### Aim of the exercise
Search the data for the word "heading". Reproduce every line where it is found.

### Records for the task

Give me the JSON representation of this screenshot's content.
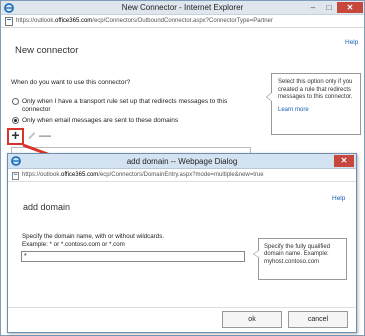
{
  "window": {
    "title": "New Connector - Internet Explorer",
    "url_prefix": "https://outlook.",
    "url_domain": "office365.com",
    "url_suffix": "/ecp/Connectors/OutboundConnector.aspx?ConnectorType=Partner",
    "controls": {
      "minimize": "–",
      "maximize": "□",
      "close": "✕"
    }
  },
  "page": {
    "help": "Help",
    "heading": "New connector",
    "question": "When do you want to use this connector?",
    "option1": "Only when I have a transport rule set up that redirects messages to this connector",
    "option2": "Only when email messages are sent to these domains",
    "option_selected": 2,
    "tooltip": "Select this option only if you created a rule that redirects messages to this connector.",
    "learn_more": "Learn more",
    "toolbar": {
      "add": "+",
      "remove": "—"
    }
  },
  "dialog": {
    "title": "add domain -- Webpage Dialog",
    "url_prefix": "https://outlook.",
    "url_domain": "office365.com",
    "url_suffix": "/ecp/Connectors/DomainEntry.aspx?mode=multiple&new=true",
    "close": "✕",
    "help": "Help",
    "heading": "add domain",
    "instruction_line1": "Specify the domain name, with or without wildcards.",
    "instruction_line2": "Example: * or *.contoso.com or *.com",
    "input_value": "*",
    "tooltip": "Specify the fully qualified domain name. Example: myhost.contoso.com",
    "ok": "ok",
    "cancel": "cancel"
  },
  "colors": {
    "accent": "#1a5fb4",
    "highlight": "#d9342b",
    "close": "#c7473d"
  }
}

### Answer to the exercise
    "heading": "New connector",
    "heading": "add domain",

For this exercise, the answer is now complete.